### Aim of the exercise
Give the number of lines in the data below where the string "duration" occurs, and nothing else.

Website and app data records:
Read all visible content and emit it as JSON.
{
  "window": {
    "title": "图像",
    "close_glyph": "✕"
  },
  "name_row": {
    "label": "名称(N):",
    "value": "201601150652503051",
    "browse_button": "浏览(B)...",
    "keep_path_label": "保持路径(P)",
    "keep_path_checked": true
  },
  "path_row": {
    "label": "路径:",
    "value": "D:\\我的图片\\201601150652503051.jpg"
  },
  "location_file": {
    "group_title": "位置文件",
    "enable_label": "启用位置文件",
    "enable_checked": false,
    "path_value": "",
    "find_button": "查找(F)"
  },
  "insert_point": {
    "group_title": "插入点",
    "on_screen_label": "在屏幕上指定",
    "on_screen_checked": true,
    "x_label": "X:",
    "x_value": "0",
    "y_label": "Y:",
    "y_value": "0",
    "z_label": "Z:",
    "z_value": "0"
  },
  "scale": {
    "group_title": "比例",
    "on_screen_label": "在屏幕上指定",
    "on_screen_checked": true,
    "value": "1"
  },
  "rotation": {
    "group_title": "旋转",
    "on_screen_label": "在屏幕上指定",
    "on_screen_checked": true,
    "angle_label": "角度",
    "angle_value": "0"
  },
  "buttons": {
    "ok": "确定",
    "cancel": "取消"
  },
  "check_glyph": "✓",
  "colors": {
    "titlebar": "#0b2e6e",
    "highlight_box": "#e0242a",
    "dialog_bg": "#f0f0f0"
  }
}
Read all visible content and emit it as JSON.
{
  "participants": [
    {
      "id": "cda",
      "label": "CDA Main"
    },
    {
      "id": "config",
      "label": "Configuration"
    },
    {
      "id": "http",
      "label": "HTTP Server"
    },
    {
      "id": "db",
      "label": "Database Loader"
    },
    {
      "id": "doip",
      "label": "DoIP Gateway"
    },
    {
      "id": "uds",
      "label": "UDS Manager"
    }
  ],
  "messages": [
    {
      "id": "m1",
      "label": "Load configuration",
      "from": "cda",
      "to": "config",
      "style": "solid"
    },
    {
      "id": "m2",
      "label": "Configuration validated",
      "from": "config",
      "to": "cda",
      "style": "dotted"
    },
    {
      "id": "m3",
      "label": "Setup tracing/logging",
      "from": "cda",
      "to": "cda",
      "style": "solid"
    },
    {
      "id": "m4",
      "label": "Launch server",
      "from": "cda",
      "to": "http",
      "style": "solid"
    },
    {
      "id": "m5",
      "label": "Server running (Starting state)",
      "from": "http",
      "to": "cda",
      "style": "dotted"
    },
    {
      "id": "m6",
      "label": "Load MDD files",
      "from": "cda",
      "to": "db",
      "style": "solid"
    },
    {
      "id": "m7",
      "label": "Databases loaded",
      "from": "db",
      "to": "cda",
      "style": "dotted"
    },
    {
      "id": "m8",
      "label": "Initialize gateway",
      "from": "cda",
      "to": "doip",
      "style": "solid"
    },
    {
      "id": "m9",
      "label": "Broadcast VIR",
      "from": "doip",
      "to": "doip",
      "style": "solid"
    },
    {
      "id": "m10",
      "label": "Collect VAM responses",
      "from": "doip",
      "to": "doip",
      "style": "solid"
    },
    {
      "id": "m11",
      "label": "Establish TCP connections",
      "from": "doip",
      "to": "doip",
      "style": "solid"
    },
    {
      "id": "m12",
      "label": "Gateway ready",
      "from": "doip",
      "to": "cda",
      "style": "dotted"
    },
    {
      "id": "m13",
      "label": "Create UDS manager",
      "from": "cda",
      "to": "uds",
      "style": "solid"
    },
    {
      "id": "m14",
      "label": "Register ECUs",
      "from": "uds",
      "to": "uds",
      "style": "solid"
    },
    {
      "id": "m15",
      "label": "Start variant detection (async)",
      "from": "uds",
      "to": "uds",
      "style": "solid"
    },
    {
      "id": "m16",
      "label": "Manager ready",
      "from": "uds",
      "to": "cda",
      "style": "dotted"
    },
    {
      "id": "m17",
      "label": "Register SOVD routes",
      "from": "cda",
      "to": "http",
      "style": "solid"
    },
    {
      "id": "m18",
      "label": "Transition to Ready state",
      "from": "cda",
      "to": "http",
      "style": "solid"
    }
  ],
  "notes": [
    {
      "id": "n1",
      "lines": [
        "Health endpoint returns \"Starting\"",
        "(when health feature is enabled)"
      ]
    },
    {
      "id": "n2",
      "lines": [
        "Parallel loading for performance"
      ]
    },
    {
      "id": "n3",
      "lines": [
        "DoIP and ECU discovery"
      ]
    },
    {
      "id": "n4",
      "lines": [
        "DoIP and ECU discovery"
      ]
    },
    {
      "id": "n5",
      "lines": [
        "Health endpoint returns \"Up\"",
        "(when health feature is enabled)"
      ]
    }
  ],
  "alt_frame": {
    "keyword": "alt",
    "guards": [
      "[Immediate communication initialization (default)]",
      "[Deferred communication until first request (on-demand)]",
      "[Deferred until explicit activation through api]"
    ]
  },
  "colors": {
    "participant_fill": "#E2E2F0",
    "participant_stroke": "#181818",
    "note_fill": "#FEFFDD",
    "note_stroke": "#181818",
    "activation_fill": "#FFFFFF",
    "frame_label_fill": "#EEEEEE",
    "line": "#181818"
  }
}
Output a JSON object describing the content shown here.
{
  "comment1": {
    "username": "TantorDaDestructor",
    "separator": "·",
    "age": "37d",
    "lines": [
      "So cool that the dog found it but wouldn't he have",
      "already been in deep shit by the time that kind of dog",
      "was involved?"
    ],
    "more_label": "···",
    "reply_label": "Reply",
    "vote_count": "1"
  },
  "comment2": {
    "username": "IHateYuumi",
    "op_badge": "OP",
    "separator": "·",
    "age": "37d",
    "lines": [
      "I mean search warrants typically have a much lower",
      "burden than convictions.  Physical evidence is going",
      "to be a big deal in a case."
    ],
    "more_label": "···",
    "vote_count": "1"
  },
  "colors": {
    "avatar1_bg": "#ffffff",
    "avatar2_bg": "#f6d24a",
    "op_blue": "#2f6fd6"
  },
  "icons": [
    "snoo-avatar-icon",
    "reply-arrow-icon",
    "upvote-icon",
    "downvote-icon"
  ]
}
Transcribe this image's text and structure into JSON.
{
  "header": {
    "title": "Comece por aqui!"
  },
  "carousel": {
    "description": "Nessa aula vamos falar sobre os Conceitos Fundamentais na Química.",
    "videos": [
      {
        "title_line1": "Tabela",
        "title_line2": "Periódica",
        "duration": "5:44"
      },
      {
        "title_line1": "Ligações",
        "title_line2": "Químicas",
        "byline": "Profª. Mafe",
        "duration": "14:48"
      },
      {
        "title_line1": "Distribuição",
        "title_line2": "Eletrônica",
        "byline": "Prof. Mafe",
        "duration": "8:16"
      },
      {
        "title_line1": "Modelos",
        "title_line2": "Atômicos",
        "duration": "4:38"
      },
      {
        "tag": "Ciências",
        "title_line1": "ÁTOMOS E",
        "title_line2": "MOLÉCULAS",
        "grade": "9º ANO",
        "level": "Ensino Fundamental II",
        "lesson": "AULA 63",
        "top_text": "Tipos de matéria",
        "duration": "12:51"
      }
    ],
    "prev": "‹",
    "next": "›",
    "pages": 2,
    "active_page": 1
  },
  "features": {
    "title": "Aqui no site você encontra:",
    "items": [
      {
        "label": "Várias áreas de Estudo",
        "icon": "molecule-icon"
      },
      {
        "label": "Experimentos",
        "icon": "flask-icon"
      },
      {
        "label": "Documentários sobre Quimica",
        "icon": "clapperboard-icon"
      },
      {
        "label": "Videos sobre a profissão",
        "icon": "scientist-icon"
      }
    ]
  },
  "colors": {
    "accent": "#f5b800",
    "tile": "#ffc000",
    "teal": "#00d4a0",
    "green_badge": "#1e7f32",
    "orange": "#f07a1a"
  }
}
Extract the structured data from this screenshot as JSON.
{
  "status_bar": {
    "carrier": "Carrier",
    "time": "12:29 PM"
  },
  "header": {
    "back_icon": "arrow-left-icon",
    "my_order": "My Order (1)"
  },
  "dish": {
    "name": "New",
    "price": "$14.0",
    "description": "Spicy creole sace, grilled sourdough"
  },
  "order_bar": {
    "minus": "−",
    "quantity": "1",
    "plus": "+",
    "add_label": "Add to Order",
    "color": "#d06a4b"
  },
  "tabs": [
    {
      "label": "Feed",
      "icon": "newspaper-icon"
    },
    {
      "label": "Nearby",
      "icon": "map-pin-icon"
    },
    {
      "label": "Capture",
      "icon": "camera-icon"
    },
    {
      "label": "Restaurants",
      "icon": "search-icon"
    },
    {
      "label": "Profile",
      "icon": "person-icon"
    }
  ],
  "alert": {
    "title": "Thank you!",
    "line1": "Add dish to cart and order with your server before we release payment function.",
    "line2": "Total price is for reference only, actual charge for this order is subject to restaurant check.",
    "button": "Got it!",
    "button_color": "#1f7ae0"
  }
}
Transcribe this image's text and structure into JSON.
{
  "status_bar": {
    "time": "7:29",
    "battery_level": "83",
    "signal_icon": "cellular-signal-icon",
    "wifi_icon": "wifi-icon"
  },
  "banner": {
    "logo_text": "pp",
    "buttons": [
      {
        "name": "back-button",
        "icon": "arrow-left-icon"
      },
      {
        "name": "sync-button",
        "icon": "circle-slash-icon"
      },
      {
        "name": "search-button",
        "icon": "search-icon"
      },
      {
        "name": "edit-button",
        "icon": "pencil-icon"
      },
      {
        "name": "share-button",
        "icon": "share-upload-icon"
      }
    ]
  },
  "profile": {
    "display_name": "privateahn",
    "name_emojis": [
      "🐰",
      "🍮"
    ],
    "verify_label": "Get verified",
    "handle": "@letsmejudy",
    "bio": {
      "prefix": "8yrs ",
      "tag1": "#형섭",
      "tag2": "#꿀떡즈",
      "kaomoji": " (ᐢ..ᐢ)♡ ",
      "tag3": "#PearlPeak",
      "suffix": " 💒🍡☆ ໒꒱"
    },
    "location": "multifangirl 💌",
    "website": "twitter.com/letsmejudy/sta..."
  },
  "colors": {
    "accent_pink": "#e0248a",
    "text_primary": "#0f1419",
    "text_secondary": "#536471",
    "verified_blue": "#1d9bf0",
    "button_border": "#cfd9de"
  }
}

### Output
5